* [AVAILABLE RECORDS]
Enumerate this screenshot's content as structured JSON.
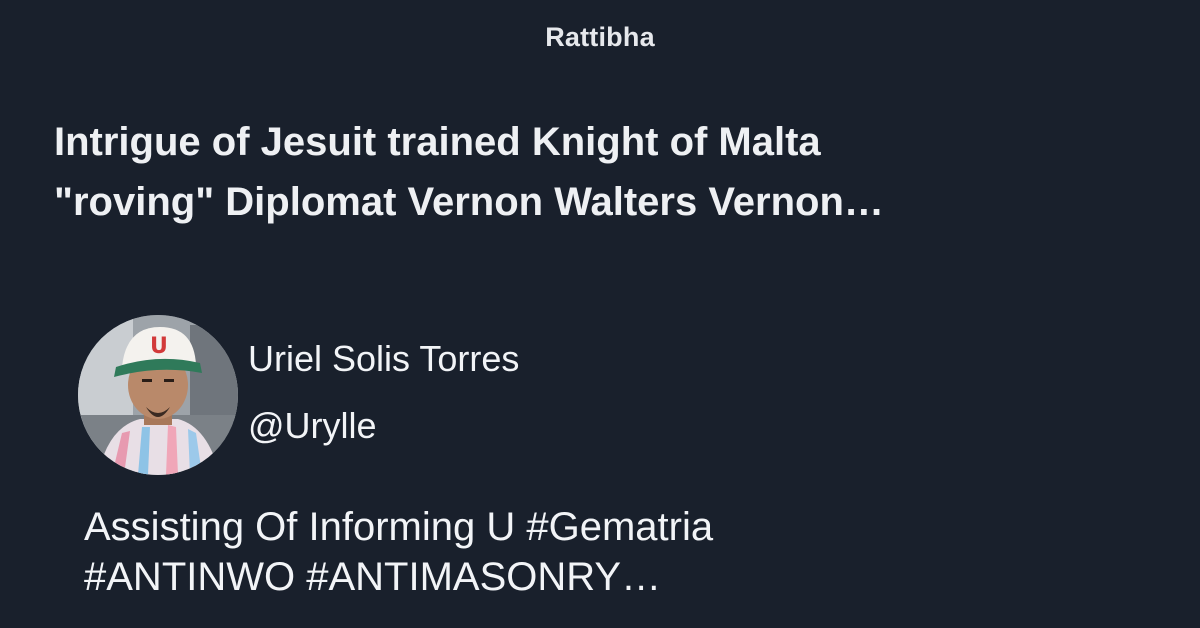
{
  "site": {
    "name": "Rattibha"
  },
  "thread": {
    "title_line1": "Intrigue of Jesuit trained Knight of Malta",
    "title_line2": "\"roving\" Diplomat Vernon Walters Vernon…"
  },
  "author": {
    "name": "Uriel Solis Torres",
    "handle": "@Urylle",
    "avatar_icon": "profile-photo",
    "cap_text": "U",
    "bio_line1": "Assisting Of Informing U #Gematria",
    "bio_line2": "#ANTINWO #ANTIMASONRY…"
  },
  "colors": {
    "background": "#19202c",
    "text": "#f2f4f7"
  }
}
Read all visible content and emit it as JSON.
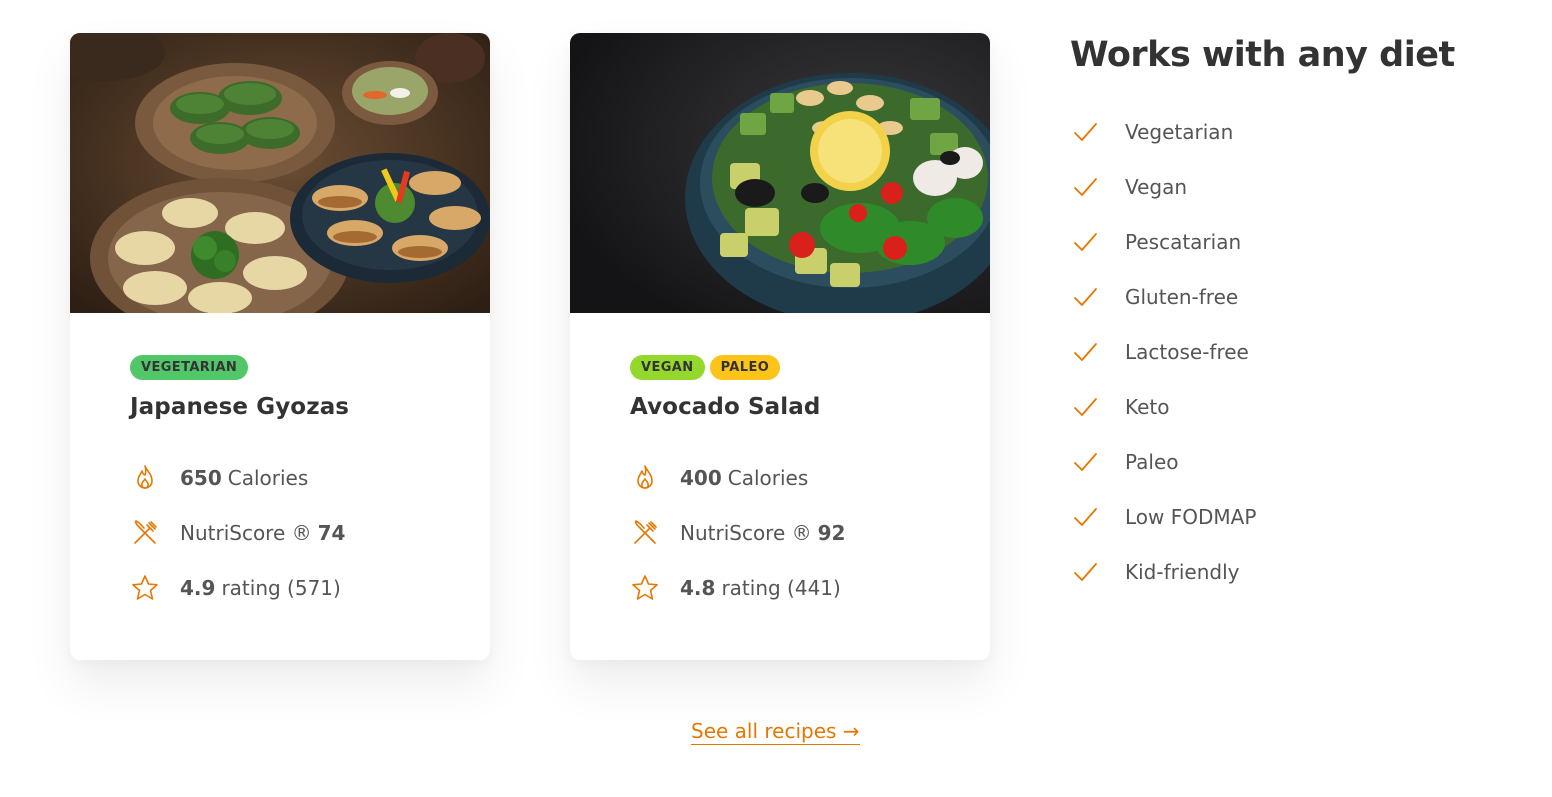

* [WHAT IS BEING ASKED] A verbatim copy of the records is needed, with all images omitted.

* [RESULT]
Enumerate this screenshot's content as structured JSON.
{
  "site": {
    "name": "Rattibha"
  },
  "thread": {
    "title_line1": "Intrigue of Jesuit trained Knight of Malta",
    "title_line2": "\"roving\" Diplomat Vernon Walters Vernon…"
  },
  "author": {
    "name": "Uriel Solis Torres",
    "handle": "@Urylle",
    "avatar_icon": "profile-photo",
    "cap_text": "U",
    "bio_line1": "Assisting Of Informing U #Gematria",
    "bio_line2": "#ANTINWO #ANTIMASONRY…"
  },
  "colors": {
    "background": "#19202c",
    "text": "#f2f4f7"
  }
}
Read all visible content and emit it as JSON.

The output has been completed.